Please return all of the data exactly as written.

__________

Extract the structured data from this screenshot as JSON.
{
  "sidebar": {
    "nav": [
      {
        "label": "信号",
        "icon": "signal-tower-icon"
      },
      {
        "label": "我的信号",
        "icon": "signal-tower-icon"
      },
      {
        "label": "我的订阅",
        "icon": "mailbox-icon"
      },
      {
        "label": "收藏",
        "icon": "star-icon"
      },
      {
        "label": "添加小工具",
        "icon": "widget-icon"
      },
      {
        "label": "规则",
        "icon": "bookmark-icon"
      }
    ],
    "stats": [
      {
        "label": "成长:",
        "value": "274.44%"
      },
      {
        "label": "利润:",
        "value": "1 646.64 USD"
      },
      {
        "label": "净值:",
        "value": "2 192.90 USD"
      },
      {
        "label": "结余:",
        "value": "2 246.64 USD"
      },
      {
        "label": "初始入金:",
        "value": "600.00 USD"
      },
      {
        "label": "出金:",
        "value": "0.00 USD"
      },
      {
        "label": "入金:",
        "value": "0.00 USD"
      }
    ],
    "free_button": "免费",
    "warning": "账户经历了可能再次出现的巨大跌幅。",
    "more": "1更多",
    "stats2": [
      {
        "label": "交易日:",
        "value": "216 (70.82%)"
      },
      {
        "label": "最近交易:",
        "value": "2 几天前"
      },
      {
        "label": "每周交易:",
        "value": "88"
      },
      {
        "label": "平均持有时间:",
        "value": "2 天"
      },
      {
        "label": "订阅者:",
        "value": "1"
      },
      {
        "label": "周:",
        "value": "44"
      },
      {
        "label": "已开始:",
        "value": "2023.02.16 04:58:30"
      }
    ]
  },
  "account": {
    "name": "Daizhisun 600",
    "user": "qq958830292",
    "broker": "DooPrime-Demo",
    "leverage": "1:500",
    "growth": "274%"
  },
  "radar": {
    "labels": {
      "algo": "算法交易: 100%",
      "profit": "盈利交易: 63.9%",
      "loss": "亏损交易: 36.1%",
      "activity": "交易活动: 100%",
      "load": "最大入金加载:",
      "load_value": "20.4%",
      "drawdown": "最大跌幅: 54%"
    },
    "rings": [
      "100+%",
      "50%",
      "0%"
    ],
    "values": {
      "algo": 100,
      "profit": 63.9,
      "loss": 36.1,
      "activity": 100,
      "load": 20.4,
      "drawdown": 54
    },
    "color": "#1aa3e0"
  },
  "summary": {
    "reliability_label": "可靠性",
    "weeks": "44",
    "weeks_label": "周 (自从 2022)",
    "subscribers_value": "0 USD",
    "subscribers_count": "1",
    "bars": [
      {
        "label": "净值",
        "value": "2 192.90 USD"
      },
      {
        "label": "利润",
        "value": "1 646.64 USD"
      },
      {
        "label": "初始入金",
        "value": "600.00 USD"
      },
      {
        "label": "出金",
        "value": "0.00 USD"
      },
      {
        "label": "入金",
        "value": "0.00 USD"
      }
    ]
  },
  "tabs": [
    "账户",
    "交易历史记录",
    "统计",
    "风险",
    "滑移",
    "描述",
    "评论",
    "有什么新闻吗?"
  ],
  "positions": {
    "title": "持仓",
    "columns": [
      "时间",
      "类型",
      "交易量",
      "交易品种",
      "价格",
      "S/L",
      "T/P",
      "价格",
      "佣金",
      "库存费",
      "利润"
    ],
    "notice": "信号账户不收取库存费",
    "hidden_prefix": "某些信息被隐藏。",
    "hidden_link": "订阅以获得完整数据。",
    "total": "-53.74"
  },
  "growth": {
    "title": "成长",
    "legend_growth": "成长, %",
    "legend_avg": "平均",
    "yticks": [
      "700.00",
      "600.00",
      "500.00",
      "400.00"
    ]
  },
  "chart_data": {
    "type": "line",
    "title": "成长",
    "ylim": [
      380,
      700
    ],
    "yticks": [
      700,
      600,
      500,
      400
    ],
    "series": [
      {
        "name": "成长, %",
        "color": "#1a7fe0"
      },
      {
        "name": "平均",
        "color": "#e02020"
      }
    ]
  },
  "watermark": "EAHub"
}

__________

ANSWER BOX:
Extract the structured data from this screenshot as JSON.
{
  "sidebar": {
    "nav": [
      {
        "label": "信号",
        "icon": "signal-tower-icon"
      },
      {
        "label": "我的信号",
        "icon": "signal-tower-icon"
      },
      {
        "label": "我的订阅",
        "icon": "mailbox-icon"
      },
      {
        "label": "收藏",
        "icon": "star-icon"
      },
      {
        "label": "添加小工具",
        "icon": "widget-icon"
      },
      {
        "label": "规则",
        "icon": "bookmark-icon"
      }
    ],
    "stats": [
      {
        "label": "成长:",
        "value": "274.44%"
      },
      {
        "label": "利润:",
        "value": "1 646.64 USD"
      },
      {
        "label": "净值:",
        "value": "2 192.90 USD"
      },
      {
        "label": "结余:",
        "value": "2 246.64 USD"
      },
      {
        "label": "初始入金:",
        "value": "600.00 USD"
      },
      {
        "label": "出金:",
        "value": "0.00 USD"
      },
      {
        "label": "入金:",
        "value": "0.00 USD"
      }
    ],
    "free_button": "免费",
    "warning": "账户经历了可能再次出现的巨大跌幅。",
    "more": "1更多",
    "stats2": [
      {
        "label": "交易日:",
        "value": "216 (70.82%)"
      },
      {
        "label": "最近交易:",
        "value": "2 几天前"
      },
      {
        "label": "每周交易:",
        "value": "88"
      },
      {
        "label": "平均持有时间:",
        "value": "2 天"
      },
      {
        "label": "订阅者:",
        "value": "1"
      },
      {
        "label": "周:",
        "value": "44"
      },
      {
        "label": "已开始:",
        "value": "2023.02.16 04:58:30"
      }
    ]
  },
  "account": {
    "name": "Daizhisun 600",
    "user": "qq958830292",
    "broker": "DooPrime-Demo",
    "leverage": "1:500",
    "growth": "274%"
  },
  "radar": {
    "labels": {
      "algo": "算法交易: 100%",
      "profit": "盈利交易: 63.9%",
      "loss": "亏损交易: 36.1%",
      "activity": "交易活动: 100%",
      "load": "最大入金加载:",
      "load_value": "20.4%",
      "drawdown": "最大跌幅: 54%"
    },
    "rings": [
      "100+%",
      "50%",
      "0%"
    ],
    "values": {
      "algo": 100,
      "profit": 63.9,
      "loss": 36.1,
      "activity": 100,
      "load": 20.4,
      "drawdown": 54
    },
    "color": "#1aa3e0"
  },
  "summary": {
    "reliability_label": "可靠性",
    "weeks": "44",
    "weeks_label": "周 (自从 2022)",
    "subscribers_value": "0 USD",
    "subscribers_count": "1",
    "bars": [
      {
        "label": "净值",
        "value": "2 192.90 USD"
      },
      {
        "label": "利润",
        "value": "1 646.64 USD"
      },
      {
        "label": "初始入金",
        "value": "600.00 USD"
      },
      {
        "label": "出金",
        "value": "0.00 USD"
      },
      {
        "label": "入金",
        "value": "0.00 USD"
      }
    ]
  },
  "tabs": [
    "账户",
    "交易历史记录",
    "统计",
    "风险",
    "滑移",
    "描述",
    "评论",
    "有什么新闻吗?"
  ],
  "positions": {
    "title": "持仓",
    "columns": [
      "时间",
      "类型",
      "交易量",
      "交易品种",
      "价格",
      "S/L",
      "T/P",
      "价格",
      "佣金",
      "库存费",
      "利润"
    ],
    "notice": "信号账户不收取库存费",
    "hidden_prefix": "某些信息被隐藏。",
    "hidden_link": "订阅以获得完整数据。",
    "total": "-53.74"
  },
  "growth": {
    "title": "成长",
    "legend_growth": "成长, %",
    "legend_avg": "平均",
    "yticks": [
      "700.00",
      "600.00",
      "500.00",
      "400.00"
    ]
  },
  "chart_data": {
    "type": "line",
    "title": "成长",
    "ylim": [
      380,
      700
    ],
    "yticks": [
      700,
      600,
      500,
      400
    ],
    "series": [
      {
        "name": "成长, %",
        "color": "#1a7fe0"
      },
      {
        "name": "平均",
        "color": "#e02020"
      }
    ]
  },
  "watermark": "EAHub"
}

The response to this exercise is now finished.